7.1. Overview of NLP¶
The purpose of NLP is to start with free text that a human wrote and end up with structured data that a machine can deal with.
CRATE provides a high-level NLP management system. It churns through databases (typically, databases that have already been de-identified by CRATE’s anonymisation system) and sends text to one or more NLP processors. It takes the results and stashes them in an NLP output database.
NLP processors can be disparate.
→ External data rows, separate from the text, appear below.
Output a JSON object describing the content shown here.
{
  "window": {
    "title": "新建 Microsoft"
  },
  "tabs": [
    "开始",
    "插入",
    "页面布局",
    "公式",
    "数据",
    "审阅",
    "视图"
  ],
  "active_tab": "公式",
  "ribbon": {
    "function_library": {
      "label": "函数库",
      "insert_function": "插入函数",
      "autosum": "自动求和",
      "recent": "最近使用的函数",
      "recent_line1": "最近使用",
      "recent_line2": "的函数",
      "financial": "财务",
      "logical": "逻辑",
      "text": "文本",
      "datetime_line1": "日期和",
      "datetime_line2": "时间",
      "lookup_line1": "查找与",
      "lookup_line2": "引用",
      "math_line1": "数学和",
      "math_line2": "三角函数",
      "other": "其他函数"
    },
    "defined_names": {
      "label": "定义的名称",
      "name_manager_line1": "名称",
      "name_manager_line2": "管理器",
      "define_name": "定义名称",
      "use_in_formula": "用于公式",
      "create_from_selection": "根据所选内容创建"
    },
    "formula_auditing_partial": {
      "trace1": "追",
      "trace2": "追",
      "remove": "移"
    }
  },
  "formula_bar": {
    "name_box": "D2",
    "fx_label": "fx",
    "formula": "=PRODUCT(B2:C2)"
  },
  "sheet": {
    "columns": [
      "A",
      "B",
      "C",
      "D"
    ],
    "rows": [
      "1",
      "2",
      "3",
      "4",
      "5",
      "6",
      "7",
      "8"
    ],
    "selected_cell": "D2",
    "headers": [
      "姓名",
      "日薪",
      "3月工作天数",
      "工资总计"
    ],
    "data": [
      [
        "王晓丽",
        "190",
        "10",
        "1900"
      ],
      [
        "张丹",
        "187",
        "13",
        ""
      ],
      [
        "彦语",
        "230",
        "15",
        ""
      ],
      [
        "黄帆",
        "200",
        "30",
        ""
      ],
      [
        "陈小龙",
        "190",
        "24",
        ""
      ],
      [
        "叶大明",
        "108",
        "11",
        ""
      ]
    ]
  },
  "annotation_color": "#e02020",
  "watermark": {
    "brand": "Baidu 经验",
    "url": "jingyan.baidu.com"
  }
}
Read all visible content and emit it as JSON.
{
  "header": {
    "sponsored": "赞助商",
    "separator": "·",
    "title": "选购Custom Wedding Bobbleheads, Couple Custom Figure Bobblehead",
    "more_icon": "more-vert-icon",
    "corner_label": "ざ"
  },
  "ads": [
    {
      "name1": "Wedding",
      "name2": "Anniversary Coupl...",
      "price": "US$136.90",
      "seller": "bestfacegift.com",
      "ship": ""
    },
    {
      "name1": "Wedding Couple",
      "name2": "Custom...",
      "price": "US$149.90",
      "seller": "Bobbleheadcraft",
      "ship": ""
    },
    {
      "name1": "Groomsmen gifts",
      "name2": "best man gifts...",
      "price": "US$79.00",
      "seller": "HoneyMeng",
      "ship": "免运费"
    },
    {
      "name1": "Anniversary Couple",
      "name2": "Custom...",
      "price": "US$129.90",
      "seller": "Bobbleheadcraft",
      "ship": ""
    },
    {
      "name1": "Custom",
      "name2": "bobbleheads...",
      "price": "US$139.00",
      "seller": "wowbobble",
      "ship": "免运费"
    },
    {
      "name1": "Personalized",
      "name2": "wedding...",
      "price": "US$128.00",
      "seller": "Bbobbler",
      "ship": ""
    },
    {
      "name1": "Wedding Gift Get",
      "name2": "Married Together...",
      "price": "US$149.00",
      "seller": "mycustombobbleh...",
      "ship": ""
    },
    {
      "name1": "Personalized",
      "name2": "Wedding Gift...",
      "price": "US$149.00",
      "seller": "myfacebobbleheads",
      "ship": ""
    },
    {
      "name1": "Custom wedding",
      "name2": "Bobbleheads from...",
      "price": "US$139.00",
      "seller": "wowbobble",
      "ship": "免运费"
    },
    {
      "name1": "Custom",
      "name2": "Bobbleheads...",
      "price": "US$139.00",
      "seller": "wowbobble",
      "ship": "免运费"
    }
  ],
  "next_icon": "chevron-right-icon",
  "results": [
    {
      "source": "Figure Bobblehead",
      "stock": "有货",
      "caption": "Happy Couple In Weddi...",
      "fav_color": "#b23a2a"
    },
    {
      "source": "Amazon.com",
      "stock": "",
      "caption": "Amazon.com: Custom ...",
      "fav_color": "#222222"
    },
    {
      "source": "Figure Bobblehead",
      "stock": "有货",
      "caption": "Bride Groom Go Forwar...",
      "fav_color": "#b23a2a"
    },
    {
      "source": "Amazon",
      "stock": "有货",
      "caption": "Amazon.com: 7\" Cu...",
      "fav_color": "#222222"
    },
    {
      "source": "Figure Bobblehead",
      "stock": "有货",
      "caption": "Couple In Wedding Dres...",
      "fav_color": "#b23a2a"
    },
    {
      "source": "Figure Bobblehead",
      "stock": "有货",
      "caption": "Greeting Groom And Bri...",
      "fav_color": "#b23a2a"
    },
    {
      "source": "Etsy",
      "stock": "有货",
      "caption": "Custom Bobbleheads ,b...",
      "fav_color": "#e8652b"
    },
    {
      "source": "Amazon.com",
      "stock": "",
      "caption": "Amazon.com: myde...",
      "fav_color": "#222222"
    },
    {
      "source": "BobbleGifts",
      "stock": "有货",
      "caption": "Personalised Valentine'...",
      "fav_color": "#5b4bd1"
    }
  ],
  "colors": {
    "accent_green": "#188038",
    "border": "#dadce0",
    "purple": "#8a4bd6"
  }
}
For example, CRATE has support for:
- built-in Python NLP via regular expressions;
- all sorts of tools that use GATE;
- other third-party tools like MedEx-UIMA.
7.1.1. Standard NLP output columns¶
All CRATE NLP processors use the following output columns:
|_pk||BIGINT||Arbitrary PK of output record|
|_nlpdef||VARCHAR(64)||Name of the NLP definition producing this row|
|_srcdb||VARCHAR(64)||Source database name (from CRATE NLP config)|
|_srctable||VARCHAR(64)||Source table name|
|_srcpkfield||VARCHAR(64)||PK field (column) name in source table|
|_srcpkval||BIGINT||PK of source record (or integer hash of PK if the PK is a string)|
|_srcpkstr||VARCHAR(64)||NULL if the table has an integer PK, but the PK itself if the PK was a string, to deal with hash collisions.|
|_srcfield||VARCHAR(64)||Field (column) name of source text|
|_srcdatetimefield||DATETIME||Field (column) name containing the source date/time. (Added in v0.18.52.)|
|_srcdatetimeval||DATETIME||Date/time of the source field. (Added in v0.18.52.)|
|_crate_version||VARCHAR(147)||Version of CRATE that generated this NLP record, in semantic version form. (Added in v0.18.53.)|
|_when_fetched_utc||DATETIME||Date/time (in UTC) that the NLP processor fetched the record from the source database. (Added in v0.18.53.)|
The length of the VARCHAR fields that refer to relational database entity names is set by the MAX_SQL_FIELD_LEN constant.
These default output columns are prefixed with an underscore to reduce the
risk of name clashes (for example, with GATE NLP applications
that can themselves generate arbitrary column names). Columns beginning with an
underscore are a nuisance for R, though; one has to refer to them in data
tables as e.g.
dt$`_myfield` rather than